Li Yuhan, the defense lawyer for Wang Yu ­­– a prominent human rights lawyer who is charged with “subversion of state power” ­­– said that on March 1 Tianjin city police told her that Wang had “confessed” to the charges against her, agreed to dismiss lawyers appointed by her family, and had chosen another lawyer approved by the authorities. The authorities refused Li’s request to meet with her client to confirm this.

CHRLCG also reported that Zhou Shifeng, director of the Beijing Fengrui law firm which was at the center of the crackdown on lawyers, recently said he would not accept lawyers hired by the authorities.

“If the Chinese justice system is ever to be taken seriously, fundamental changes are needed.”
Sophie Richardson
China Director

On March 5, some of the detainees’ families and lawyers along with other activists issued an open letter calling on the National People’s Congress, China’s rubber stamp parliament, to set up a committee to inquire into the crackdown. Soon after that, police threatened the mother of Zhao Wei, one of the detainees, telling her not to contact lawyers again or campaign for her release.

Between July 9 and September 2015, Chinese police rounded up about 300 rights lawyers, legal assistants, and activists across the country. While many were released within a day or two after questioning, at least 18 have been detained under a form of pretrial detention called “designated residential surveillance” that allows police to hold suspects incommunicado in secret locations for up to six months in certain kinds of cases, including subversion. At the end of those six months suspects must either be formally arrested or released.

In early January, just days before the end of the six-month period, authorities formally charged 11 of the 18 with subversion, four with inciting subversion, one with destroying evidence, and two with “picking quarrels and stirring up troubles.” Charges of subversion or incitement to subversion significantly limit suspects’ ability to access lawyers and can carry lengthy sentences. Police and the procuratorate then had two months to investigate and decide whether to release them or move ahead with prosecutions.

Only three of the requests from detainees’ lawyers and families about the status of particular cases received information regarding an extension of detention later in March. Representatives of three detained lawyers – Wang Quanzhang, Li Heping, and Xie Yang – were told that their detention had been extended for another month. No information has been provided in the other 15 cases.

Under articles 154 and 156 of the Criminal Procedure Law, the two-month detention period can be extended twice with the procuratorate’s approval – one month for the first application and two months for the second application.
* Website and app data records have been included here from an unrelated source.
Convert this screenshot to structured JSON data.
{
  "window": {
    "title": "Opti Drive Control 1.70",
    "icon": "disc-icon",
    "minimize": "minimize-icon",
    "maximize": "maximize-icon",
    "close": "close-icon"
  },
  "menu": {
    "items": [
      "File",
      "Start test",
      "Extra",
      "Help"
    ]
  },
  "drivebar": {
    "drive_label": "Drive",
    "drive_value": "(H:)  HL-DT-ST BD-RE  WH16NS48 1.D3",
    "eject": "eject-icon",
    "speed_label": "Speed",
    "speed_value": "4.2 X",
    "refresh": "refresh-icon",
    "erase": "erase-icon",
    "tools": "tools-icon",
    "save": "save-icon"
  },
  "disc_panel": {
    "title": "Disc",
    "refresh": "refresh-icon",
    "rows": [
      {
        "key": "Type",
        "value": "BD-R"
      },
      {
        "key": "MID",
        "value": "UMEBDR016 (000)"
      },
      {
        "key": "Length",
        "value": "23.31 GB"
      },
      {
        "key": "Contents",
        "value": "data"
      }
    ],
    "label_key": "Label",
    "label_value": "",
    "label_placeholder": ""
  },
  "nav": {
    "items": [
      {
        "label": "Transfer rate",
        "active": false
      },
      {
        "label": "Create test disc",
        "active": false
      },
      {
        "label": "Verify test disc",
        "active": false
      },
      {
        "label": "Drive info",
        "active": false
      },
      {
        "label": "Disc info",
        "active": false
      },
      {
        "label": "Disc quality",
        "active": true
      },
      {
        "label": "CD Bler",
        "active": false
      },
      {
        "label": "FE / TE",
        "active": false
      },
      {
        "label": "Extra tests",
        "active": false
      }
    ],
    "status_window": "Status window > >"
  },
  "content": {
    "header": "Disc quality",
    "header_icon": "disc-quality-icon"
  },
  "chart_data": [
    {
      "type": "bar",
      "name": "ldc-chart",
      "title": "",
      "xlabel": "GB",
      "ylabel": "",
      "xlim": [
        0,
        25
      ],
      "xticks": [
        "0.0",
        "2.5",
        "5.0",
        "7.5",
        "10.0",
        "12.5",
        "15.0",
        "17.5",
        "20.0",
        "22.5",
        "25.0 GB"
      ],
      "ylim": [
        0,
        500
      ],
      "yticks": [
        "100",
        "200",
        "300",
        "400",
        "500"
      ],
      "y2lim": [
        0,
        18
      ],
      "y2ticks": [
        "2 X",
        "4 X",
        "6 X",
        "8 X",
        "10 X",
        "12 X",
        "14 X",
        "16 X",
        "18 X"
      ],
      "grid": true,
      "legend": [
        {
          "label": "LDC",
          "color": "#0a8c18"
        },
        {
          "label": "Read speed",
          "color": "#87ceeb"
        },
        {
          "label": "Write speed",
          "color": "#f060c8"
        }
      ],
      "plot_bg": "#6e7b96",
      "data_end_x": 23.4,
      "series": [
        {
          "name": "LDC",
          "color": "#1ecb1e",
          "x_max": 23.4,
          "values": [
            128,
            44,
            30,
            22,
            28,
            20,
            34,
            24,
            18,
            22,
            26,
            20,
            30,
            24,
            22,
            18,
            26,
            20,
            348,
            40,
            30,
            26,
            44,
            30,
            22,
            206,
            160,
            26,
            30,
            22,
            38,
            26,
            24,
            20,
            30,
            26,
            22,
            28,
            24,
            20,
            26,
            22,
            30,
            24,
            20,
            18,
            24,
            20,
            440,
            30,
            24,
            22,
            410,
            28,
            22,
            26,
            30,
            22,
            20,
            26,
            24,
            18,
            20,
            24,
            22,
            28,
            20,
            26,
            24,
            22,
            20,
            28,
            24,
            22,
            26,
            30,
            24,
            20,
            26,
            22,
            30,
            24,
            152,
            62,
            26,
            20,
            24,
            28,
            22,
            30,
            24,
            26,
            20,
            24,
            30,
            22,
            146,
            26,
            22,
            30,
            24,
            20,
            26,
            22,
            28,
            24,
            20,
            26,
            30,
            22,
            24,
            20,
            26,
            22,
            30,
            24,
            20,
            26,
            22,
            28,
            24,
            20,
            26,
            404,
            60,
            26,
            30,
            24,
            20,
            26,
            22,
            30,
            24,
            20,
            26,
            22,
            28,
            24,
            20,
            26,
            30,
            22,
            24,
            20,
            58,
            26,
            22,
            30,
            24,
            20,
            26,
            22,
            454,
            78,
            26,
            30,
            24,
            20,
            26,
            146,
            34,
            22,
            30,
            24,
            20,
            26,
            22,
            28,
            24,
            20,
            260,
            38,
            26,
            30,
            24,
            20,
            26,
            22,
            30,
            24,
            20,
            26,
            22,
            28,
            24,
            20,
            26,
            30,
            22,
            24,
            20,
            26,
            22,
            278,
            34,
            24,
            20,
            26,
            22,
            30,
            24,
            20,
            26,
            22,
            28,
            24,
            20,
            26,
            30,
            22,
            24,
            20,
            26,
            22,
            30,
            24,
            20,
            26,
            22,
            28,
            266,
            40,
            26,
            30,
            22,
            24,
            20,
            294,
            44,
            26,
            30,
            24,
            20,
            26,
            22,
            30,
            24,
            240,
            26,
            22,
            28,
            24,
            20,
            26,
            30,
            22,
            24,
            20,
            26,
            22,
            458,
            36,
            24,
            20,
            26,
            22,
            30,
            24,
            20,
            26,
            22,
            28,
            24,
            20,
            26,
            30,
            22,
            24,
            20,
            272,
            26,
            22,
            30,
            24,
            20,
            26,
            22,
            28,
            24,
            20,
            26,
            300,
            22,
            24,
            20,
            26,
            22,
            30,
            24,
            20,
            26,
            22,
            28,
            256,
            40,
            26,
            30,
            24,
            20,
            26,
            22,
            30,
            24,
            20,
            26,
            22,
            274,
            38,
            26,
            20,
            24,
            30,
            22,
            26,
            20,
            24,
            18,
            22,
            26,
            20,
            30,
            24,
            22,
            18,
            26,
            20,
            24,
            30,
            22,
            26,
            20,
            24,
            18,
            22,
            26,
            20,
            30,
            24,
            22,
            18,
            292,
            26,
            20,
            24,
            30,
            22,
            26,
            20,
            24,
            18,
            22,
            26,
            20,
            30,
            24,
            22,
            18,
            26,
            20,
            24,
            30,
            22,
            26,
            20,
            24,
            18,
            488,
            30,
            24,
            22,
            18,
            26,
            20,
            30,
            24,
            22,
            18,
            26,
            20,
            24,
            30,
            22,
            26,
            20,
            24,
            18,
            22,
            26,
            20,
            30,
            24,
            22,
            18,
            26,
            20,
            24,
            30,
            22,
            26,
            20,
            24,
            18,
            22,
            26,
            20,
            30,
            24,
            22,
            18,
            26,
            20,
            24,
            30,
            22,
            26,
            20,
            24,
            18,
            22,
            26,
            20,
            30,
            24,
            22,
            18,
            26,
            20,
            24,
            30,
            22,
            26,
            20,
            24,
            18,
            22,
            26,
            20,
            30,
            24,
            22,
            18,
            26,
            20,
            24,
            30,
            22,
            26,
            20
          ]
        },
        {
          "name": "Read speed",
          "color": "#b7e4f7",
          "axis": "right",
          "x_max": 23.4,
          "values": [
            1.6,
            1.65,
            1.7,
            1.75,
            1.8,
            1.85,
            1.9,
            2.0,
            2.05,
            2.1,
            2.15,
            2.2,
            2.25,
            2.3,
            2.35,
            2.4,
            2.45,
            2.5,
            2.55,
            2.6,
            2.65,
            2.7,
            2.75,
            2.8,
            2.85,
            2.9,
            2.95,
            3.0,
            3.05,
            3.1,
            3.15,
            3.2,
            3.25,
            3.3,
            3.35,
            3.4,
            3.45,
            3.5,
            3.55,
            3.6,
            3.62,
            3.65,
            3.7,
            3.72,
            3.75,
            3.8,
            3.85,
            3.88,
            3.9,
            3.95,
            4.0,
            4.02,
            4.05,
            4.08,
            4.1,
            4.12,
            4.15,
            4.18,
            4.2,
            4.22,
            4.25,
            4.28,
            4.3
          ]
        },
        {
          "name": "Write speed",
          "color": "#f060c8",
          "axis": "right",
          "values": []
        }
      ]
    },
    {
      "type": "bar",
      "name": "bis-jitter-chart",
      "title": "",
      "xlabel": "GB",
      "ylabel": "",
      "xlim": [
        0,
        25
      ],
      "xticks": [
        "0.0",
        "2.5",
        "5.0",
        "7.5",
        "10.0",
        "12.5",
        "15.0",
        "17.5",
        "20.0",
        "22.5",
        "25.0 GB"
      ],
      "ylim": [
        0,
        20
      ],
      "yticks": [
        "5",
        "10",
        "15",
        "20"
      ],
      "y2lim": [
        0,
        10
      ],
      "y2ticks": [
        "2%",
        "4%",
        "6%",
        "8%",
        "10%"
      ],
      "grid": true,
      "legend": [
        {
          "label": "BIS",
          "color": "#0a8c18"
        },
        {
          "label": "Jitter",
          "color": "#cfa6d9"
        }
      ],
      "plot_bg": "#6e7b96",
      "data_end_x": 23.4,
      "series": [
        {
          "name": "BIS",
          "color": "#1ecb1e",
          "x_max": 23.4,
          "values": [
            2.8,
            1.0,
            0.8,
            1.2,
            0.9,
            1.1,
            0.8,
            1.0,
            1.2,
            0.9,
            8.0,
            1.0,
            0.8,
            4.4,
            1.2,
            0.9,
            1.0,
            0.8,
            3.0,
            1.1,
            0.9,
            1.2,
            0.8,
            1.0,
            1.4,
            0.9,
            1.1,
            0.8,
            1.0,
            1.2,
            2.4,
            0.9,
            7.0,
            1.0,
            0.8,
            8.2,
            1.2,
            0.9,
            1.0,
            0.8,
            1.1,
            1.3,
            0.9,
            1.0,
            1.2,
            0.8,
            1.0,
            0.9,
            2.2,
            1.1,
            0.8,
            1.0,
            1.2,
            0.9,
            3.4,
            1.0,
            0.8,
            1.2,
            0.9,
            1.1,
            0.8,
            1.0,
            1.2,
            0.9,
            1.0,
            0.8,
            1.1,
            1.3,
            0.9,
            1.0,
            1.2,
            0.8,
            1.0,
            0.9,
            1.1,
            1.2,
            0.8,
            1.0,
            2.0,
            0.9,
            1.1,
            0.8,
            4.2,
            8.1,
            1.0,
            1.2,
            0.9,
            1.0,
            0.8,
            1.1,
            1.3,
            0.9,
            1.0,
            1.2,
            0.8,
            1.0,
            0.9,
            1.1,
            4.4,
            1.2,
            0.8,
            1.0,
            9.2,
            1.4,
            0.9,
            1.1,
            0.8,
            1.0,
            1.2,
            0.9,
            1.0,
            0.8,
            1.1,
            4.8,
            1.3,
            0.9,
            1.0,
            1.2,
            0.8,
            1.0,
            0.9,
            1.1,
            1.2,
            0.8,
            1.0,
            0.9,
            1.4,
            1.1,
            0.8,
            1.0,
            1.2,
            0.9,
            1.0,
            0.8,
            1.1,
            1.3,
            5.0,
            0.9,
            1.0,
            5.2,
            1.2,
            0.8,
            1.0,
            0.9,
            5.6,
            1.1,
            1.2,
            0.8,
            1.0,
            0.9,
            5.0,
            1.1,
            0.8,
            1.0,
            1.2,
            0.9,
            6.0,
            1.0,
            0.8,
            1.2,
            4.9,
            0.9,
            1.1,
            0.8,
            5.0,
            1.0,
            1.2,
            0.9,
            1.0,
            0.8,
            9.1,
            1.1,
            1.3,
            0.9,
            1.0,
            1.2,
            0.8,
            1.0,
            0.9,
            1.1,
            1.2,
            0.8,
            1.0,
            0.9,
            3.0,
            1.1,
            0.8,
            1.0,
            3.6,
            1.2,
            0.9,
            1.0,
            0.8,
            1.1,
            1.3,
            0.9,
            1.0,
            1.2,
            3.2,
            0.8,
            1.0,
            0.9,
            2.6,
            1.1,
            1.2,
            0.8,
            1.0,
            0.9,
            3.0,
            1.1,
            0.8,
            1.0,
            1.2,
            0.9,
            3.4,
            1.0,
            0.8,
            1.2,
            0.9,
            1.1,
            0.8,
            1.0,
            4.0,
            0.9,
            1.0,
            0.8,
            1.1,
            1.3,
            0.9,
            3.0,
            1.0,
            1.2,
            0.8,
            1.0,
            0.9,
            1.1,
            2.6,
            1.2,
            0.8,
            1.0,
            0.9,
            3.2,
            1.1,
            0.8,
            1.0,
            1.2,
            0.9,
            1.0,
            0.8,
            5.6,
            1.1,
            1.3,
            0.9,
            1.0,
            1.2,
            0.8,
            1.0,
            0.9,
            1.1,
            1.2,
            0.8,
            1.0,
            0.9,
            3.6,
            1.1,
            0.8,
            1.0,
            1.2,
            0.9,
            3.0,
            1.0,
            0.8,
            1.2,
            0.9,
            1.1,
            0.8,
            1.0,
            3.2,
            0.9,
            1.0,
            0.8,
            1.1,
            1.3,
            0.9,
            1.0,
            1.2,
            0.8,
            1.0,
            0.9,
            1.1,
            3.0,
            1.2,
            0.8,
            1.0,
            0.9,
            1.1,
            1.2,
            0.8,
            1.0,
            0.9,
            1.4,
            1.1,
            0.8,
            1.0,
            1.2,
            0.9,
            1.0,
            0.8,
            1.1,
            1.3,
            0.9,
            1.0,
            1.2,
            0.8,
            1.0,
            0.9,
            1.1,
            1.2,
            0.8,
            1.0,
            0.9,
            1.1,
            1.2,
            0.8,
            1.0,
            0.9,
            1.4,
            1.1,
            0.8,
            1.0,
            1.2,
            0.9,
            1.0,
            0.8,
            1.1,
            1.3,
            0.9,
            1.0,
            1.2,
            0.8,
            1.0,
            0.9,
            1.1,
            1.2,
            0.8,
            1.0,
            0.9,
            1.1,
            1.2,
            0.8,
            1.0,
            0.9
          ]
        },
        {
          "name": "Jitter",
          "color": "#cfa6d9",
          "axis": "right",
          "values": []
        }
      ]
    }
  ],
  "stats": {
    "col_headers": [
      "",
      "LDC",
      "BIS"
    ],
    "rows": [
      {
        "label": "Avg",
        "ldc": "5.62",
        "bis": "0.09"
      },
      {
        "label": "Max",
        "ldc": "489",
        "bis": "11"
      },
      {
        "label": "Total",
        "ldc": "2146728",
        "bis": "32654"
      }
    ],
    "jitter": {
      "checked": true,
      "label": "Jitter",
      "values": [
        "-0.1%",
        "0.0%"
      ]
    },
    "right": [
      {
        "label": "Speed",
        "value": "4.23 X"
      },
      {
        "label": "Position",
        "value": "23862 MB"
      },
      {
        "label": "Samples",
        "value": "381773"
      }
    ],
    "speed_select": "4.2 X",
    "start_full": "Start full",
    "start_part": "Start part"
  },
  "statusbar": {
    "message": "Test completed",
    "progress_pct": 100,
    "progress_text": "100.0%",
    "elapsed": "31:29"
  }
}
The next point at which their detention could be extended is in early April.

Human Rights Watch is deeply concerned about the extensive procedural violations in these cases, which violate China’s international legal obligations to respect the rights to a fair trial, to be free of arbitrary detention, to receive family visits, and to obtain legal counsel of one’s choice. The Chinese government should revise its criminal procedures to ensure suspects’ access to a lawyer during all interrogations by authorities, and to shorten to 48 hours the amount of time an individual can be held before being released or brought before a judge. Until such changes are made, all suspects remain at risk of ill-treatment or detention.

“China’s criminal procedure laws should protect against rights violations, not make it easier for abusive authorities to mistreat suspects,” Richardson said. “If the Chinese justice system is ever to be taken seriously, fundamental changes are needed.”


China Aid Contacts
Rachel Ritchie, English Media Director
Cell: (432) 553-1080 | Office: 1+ (888) 889-7757 | Other: (432) 689-6985
Email: r.ritchie@chinaaid.org
Website: www.chinaaid.org